Ukraine’s agricultural and industrial sectors are linked by sea to more than 120 countries around the world (Antikor, January 2018). Thus, Russia’s “hybrid” strategy to turn the Sea of Azov into an “internal Russian lake” has the potential to seriously undermine not only the security situation in Ukraine but also in the broader Black Sea region and beyond. These Russian limitations on the freedom of navigation in the Azov Sea and Kerch Strait could easily and rapidly escalate into an open regional conflict. Measures taken in the earliest stages of a crisis tend to be most effective at preventing its further escalation. Yet, Black Sea states have so far not come together in formulating a common response to address the worsening maritime security situation in their region.

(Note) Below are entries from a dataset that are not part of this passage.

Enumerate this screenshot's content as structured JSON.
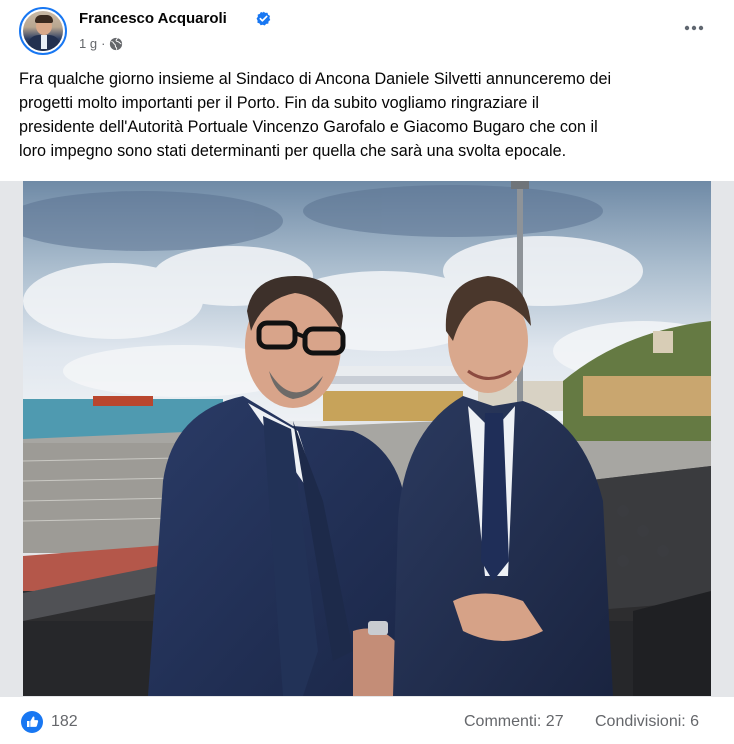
{
  "post": {
    "author": "Francesco Acquaroli",
    "time": "1 g",
    "time_separator": "·",
    "text_lines": [
      "Fra qualche giorno insieme al Sindaco di Ancona Daniele Silvetti annunceremo dei",
      "progetti molto importanti per il Porto. Fin da subito vogliamo ringraziare il",
      "presidente dell'Autorità Portuale Vincenzo Garofalo e Giacomo Bugaro che con il",
      "loro impegno sono stati determinanti per quella che sarà una svolta epocale."
    ]
  },
  "footer": {
    "likes": "182",
    "comments": "Commenti: 27",
    "shares": "Condivisioni: 6"
  },
  "icons": {
    "verified": "verified-badge-icon",
    "privacy": "globe-icon",
    "more": "more-options-icon",
    "like": "like-reaction-icon"
  },
  "colors": {
    "brand_blue": "#1877f2",
    "secondary_text": "#65676b",
    "primary_text": "#050505"
  }
}
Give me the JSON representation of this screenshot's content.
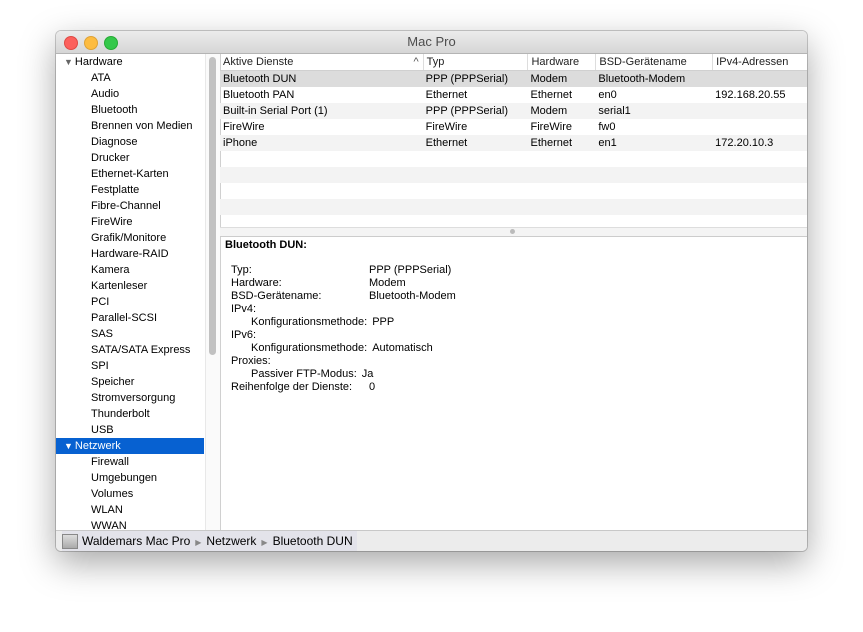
{
  "window": {
    "title": "Mac Pro"
  },
  "sidebar": {
    "items": [
      {
        "label": "Hardware",
        "cat": true
      },
      {
        "label": "ATA"
      },
      {
        "label": "Audio"
      },
      {
        "label": "Bluetooth"
      },
      {
        "label": "Brennen von Medien"
      },
      {
        "label": "Diagnose"
      },
      {
        "label": "Drucker"
      },
      {
        "label": "Ethernet-Karten"
      },
      {
        "label": "Festplatte"
      },
      {
        "label": "Fibre-Channel"
      },
      {
        "label": "FireWire"
      },
      {
        "label": "Grafik/Monitore"
      },
      {
        "label": "Hardware-RAID"
      },
      {
        "label": "Kamera"
      },
      {
        "label": "Kartenleser"
      },
      {
        "label": "PCI"
      },
      {
        "label": "Parallel-SCSI"
      },
      {
        "label": "SAS"
      },
      {
        "label": "SATA/SATA Express"
      },
      {
        "label": "SPI"
      },
      {
        "label": "Speicher"
      },
      {
        "label": "Stromversorgung"
      },
      {
        "label": "Thunderbolt"
      },
      {
        "label": "USB"
      },
      {
        "label": "Netzwerk",
        "cat": true,
        "selected": true
      },
      {
        "label": "Firewall"
      },
      {
        "label": "Umgebungen"
      },
      {
        "label": "Volumes"
      },
      {
        "label": "WLAN"
      },
      {
        "label": "WWAN"
      }
    ]
  },
  "table": {
    "headers": [
      "Aktive Dienste",
      "Typ",
      "Hardware",
      "BSD-Gerätename",
      "IPv4-Adressen"
    ],
    "rows": [
      [
        "Bluetooth DUN",
        "PPP (PPPSerial)",
        "Modem",
        "Bluetooth-Modem",
        ""
      ],
      [
        "Bluetooth PAN",
        "Ethernet",
        "Ethernet",
        "en0",
        "192.168.20.55"
      ],
      [
        "Built-in Serial Port (1)",
        "PPP (PPPSerial)",
        "Modem",
        "serial1",
        ""
      ],
      [
        "FireWire",
        "FireWire",
        "FireWire",
        "fw0",
        ""
      ],
      [
        "iPhone",
        "Ethernet",
        "Ethernet",
        "en1",
        "172.20.10.3"
      ]
    ]
  },
  "detail": {
    "title": "Bluetooth DUN:",
    "lines": [
      [
        "Typ:",
        "PPP (PPPSerial)",
        0
      ],
      [
        "Hardware:",
        "Modem",
        0
      ],
      [
        "BSD-Gerätename:",
        "Bluetooth-Modem",
        0
      ],
      [
        "IPv4:",
        "",
        0
      ],
      [
        "Konfigurationsmethode:",
        "PPP",
        1
      ],
      [
        "IPv6:",
        "",
        0
      ],
      [
        "Konfigurationsmethode:",
        "Automatisch",
        1
      ],
      [
        "Proxies:",
        "",
        0
      ],
      [
        "Passiver FTP-Modus:",
        "Ja",
        1
      ],
      [
        "Reihenfolge der Dienste:",
        "0",
        0
      ]
    ]
  },
  "status": {
    "path": [
      "Waldemars Mac Pro",
      "Netzwerk",
      "Bluetooth DUN"
    ]
  }
}
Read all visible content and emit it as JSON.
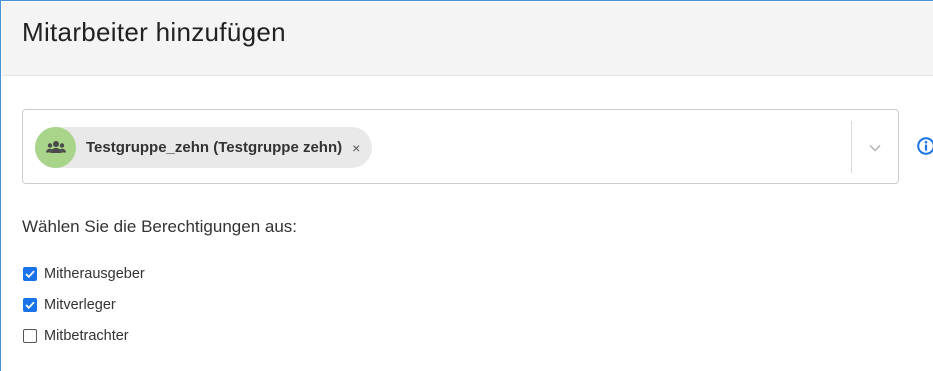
{
  "dialog": {
    "title": "Mitarbeiter hinzufügen"
  },
  "selector": {
    "chips": [
      {
        "label": "Testgruppe_zehn (Testgruppe zehn)",
        "remove": "×",
        "icon": "group-icon"
      }
    ],
    "dropdown_icon": "chevron-down-icon",
    "info_icon": "info-icon"
  },
  "permissions": {
    "label": "Wählen Sie die Berechtigungen aus:",
    "options": [
      {
        "label": "Mitherausgeber",
        "checked": true
      },
      {
        "label": "Mitverleger",
        "checked": true
      },
      {
        "label": "Mitbetrachter",
        "checked": false
      }
    ]
  },
  "colors": {
    "accent": "#1a73e8",
    "avatar": "#a8d58a",
    "chip": "#e9e9e9",
    "header": "#f4f4f4"
  }
}
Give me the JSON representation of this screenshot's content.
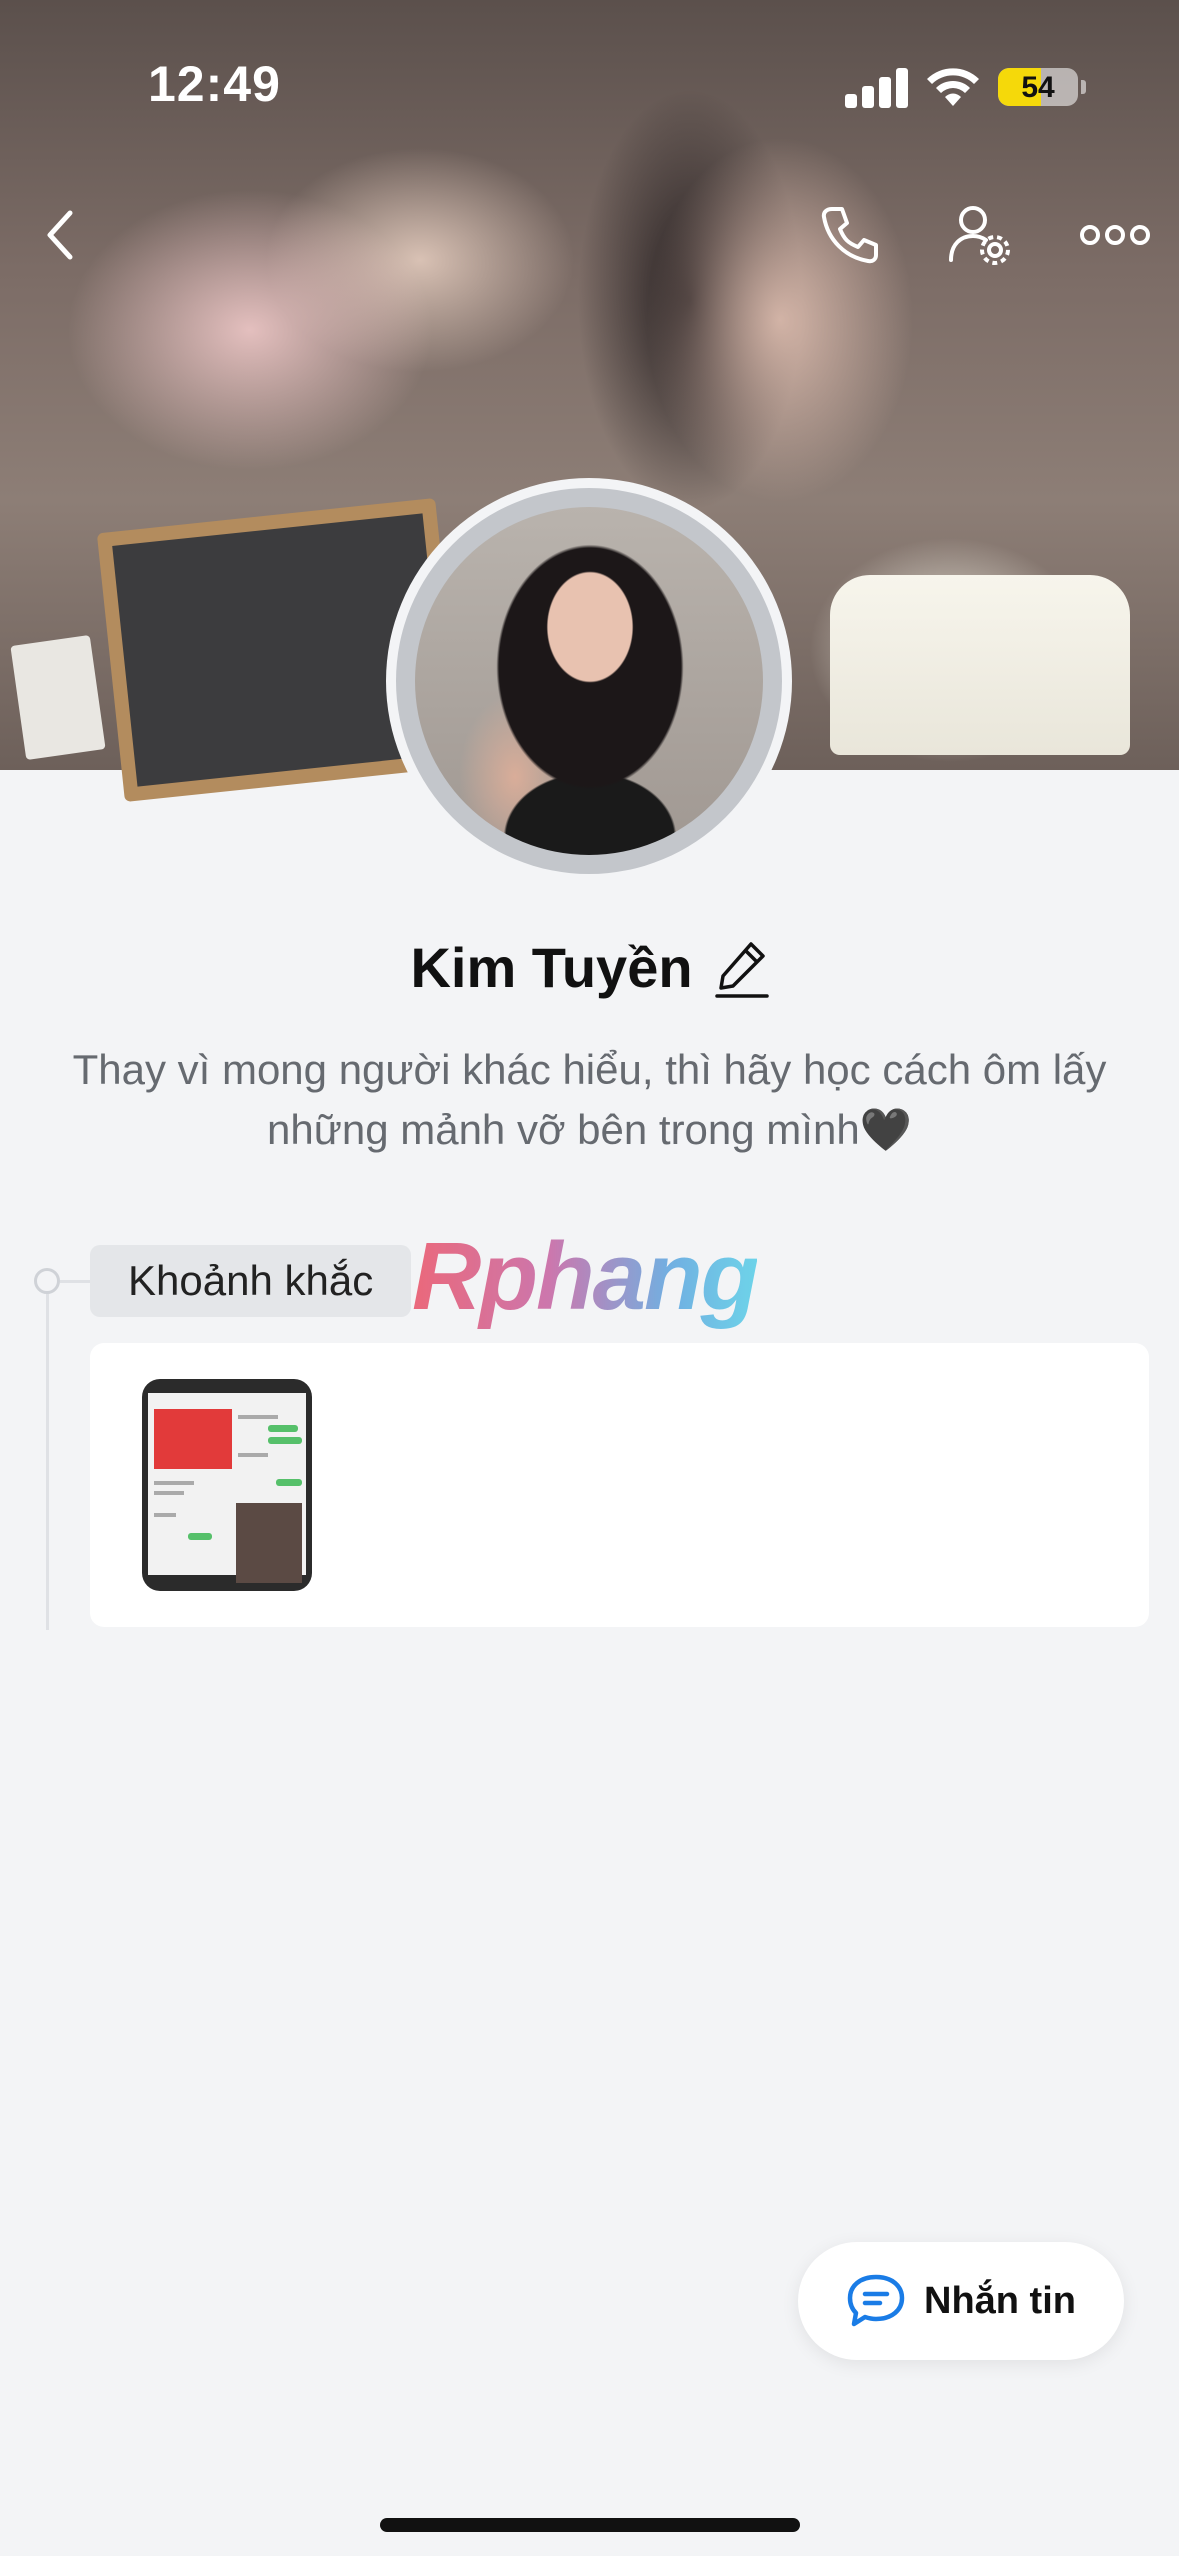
{
  "status_bar": {
    "time": "12:49",
    "battery_level": "54",
    "battery_fraction": 0.54,
    "icons": [
      "cellular-signal-icon",
      "wifi-icon",
      "battery-icon"
    ]
  },
  "nav": {
    "back_icon": "chevron-left-icon",
    "call_icon": "phone-icon",
    "user_settings_icon": "user-settings-icon",
    "more_icon": "more-dots-icon"
  },
  "profile": {
    "name": "Kim Tuyền",
    "edit_icon": "pencil-icon",
    "bio": "Thay vì mong người khác hiểu, thì hãy học cách ôm lấy những mảnh vỡ bên trong mình🖤"
  },
  "moments": {
    "title": "Khoảnh khắc",
    "watermark": "Rphang"
  },
  "message_button": {
    "label": "Nhắn tin",
    "icon": "chat-bubble-icon"
  },
  "colors": {
    "background": "#f3f4f6",
    "accent_blue": "#1a7ce6",
    "battery_yellow": "#f5d90a"
  }
}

Meanwhile, Kyiv’s two most important priorities to address this threat are arguably to quickly approve an updated maritime doctrine and naval strategy as well as to take steps to build up a “mosquito fleet” (see EDM, March 9, 2017) capable of defending the freedom of navigation in the Black and Azov Seas. As such, collaboration with the United States on the procurement of Island-class cutters as well as Mark V and Mark VI fast combat boats could be essential as Kyiv strives to reestablish sovereign control over its littoral waters and seeks to prevent open conflict at sea with its aggressive eastern neighbor.